Coding in the Big Apple at an Intel AppLab

 On May 10th in New York City Intel and Microsoft hosted an App Lab for local software developers working on applications for the Financial Services industry. For this event at the New York Microsoft Technology centerWe had a standing room only audience representing many major financial services companies – I was able to kick off the training sessions with an Intel Platform overview and some general information on Windows 8. Then we had in depth technical training from some of our technical engineers Meghana Rao and Norm Chou.  The training included the following Topics; Optimizing Windows 8 Desktop apps with touch, Windows  8, HTML5* and Flash*, Development models to enhance productivity in Enterprise apps, Enabling Windows  8 apps with Sensors and Distribution, Windows App Certification and Deployment techniques.

 We also had a UX/UI presentation by Yorke Rhodes from Photon InfoTech who walked through case studies highlighting design considerations and recommendations for Windows 8 Desktop and Windows 8 Store apps.  Stephen Jeffries from Microsoft discussed Win8 platform design tenets, the programming language choices and the integration points with the operating system and apps.  Also highlighted the fundamentals of Windows Store Apps including WinRT, Application Execution and HTML5/JavaScript. For a more in depth view of a sample AppLab curriculum take a look at Paul Steinberg’s blog on the Los Angeles AppLab.


Feedback showed interest

So how did it all go? Participants gave an average score of 4.5 out of 5 (5 being the highest) in terms of overall event satisfaction. Comments from the attendees showed both satisfaction with the event a desire to learn more:

·         Good day guys! Time well spent!

·         Great event! Thanks so much!

·         I'm curious as to what blue will change

This is in line with feedback from our previous Applabs:

·         "...this event helped me to understand the future technologies, how Intel and Microsoft are working together and I had some cool project ideas.“

·         “Very much loved the (code) walk-through … on how to implement features programmatically with various languages.”

·         “Great speakers – engaging and very friendly. Very informative.”

So, what’s an AppLab? 

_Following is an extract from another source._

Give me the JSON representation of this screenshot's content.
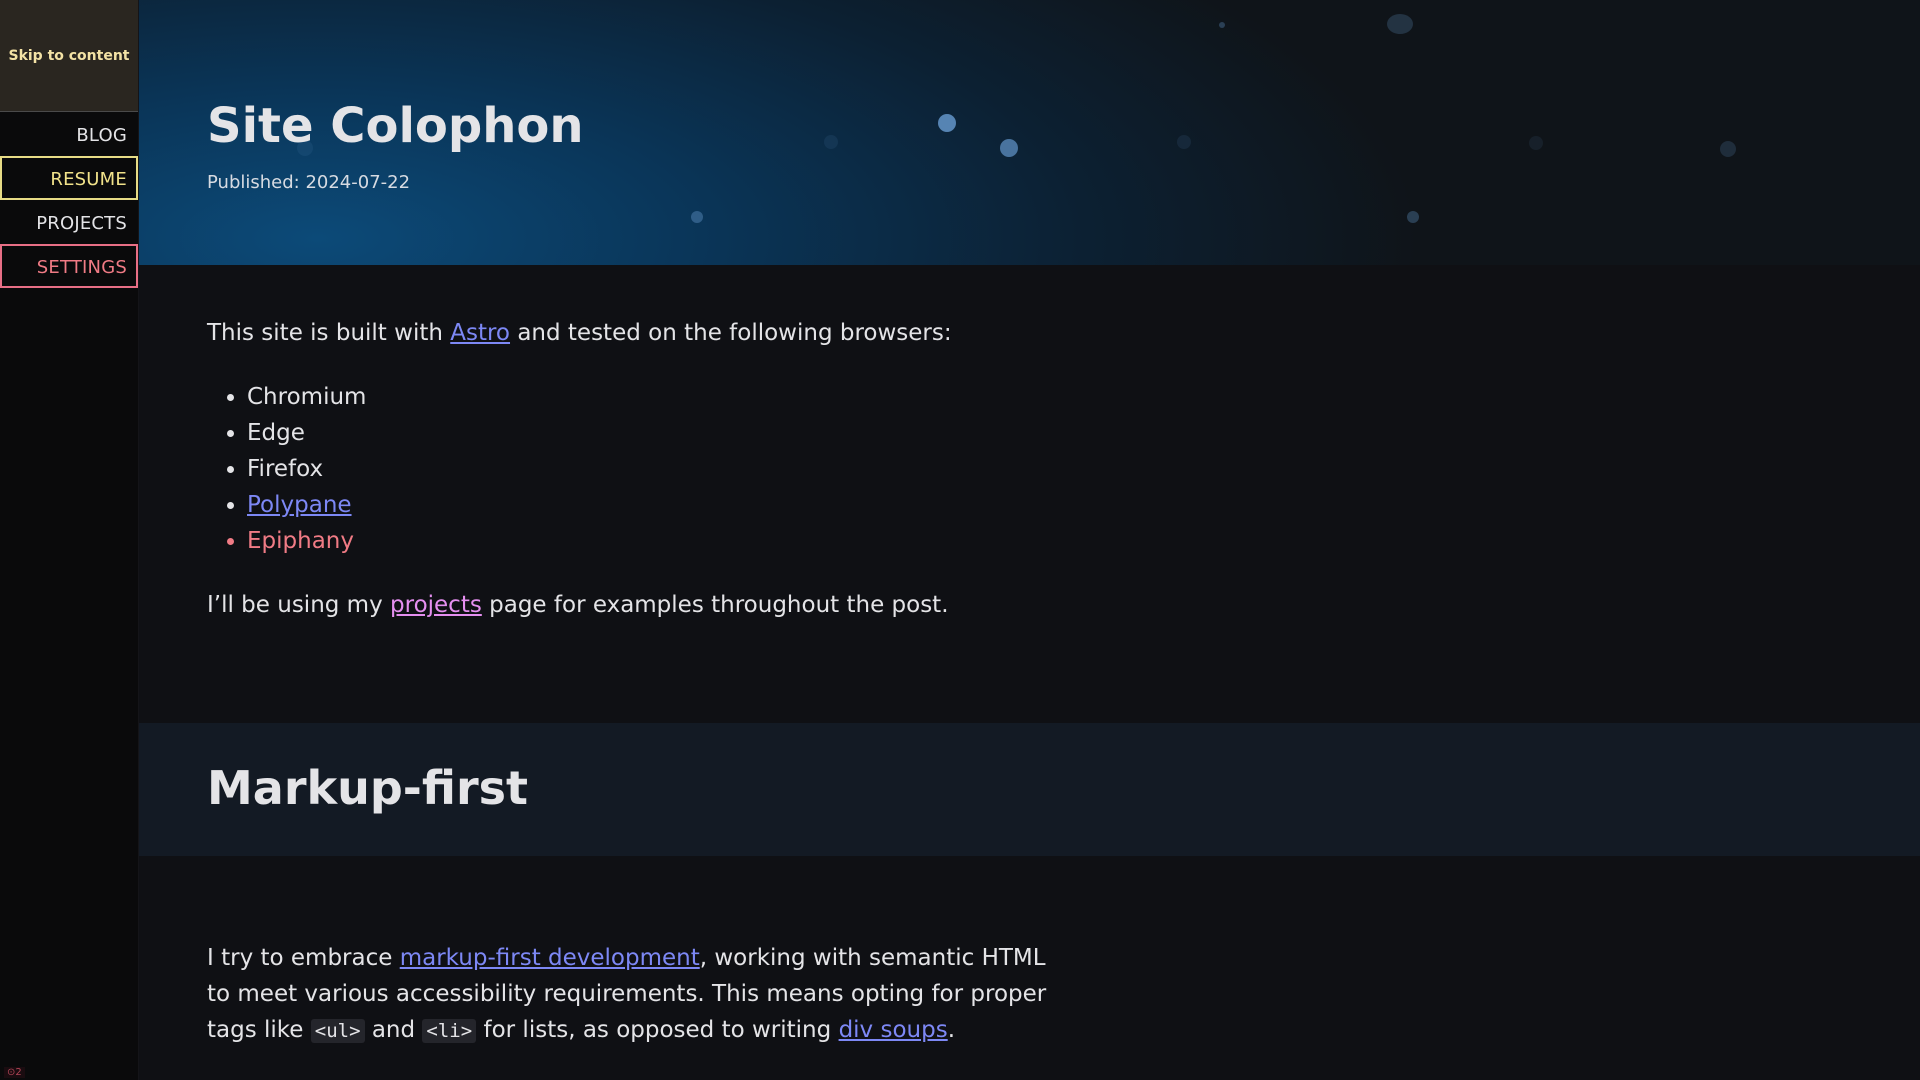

Intel® has used Application Labs for several years to deliver technical training and collaborate with software developers, ISV’s and other businesses. These full-day, face-to-face events include technical presentations and hands on training using the latest-generation Ultrabook™ and Tablet platforms running the new Windows* 8 operating system. The training highlighted both the Ultrabook™ and Tablet hardware features (Touch, Sensors, Graphics, and Power Efficiency) and Microsoft Windows 8. Paul Steinberg has written a blog about the Los Angeles AppLab that was held of May 7th.



How can I attend?

Checkout our AppLab page or talk with your Intel representative to see if something is scheduled near you. Also soon we will be kicking off Virtual Applabs with a similar core curriculum as what we do F2F. These topics with be given once a week for an hour over a period of seven weeks and will also be available after the live event for on demand viewing.



My Colleague Paul Steinberg has also written a blog about the Los Angeles AppLab that was held of May 7th.


Other Resources:

·        Choosing between Desktop and Windows 8 UI Modes: Windows 8 Store applications are designed with the touch experience at the forefront. Learn the advantages of developing your application for either mode and choosing between the two.

·        Developing Apps for Touch and Sensor Input: Unleash the possibilities of built-in touch and sensor support in new hardware platforms such as Ultrabooks, to create immersive education apps that use audio, visual, or kinesthetic mechanisms.

·        Developing with Desktop Natural User Interface APIs for Developers: Prepare to build touch-aware applications by upgrading to new frameworks where possible, paying attention to sizing and spacing of controls, and registering and handling touch events.

·        Touch:

o   Designing for Ultrabook Devices and Touch-Enabled Desktop Applications: Get started with taking advantage of the new features offered by Ultrabooks and explore how to build applications that are touch-enabled.

·        Sensors:

o   Sensor Development Guide for Windows 8 Ultrabook and Tablet: Get up to speed on the Windows 8 sensors application programming interfaces (APIs), with a specific focus on the various sensor capabilities available in Windows 8 Desktop mode.


When we kicked off the event few participants had been exposed to Win8  in depth. At the end of the day the question was asked “who wants to get started on moving an application to Win8 on Intel?” - all raised their hands.  This underscores the interest that people have in Windows 8 once they see the features, benefits and possibilities for their applications.

For more complete information about compiler optimizations, see our Optimization Notice.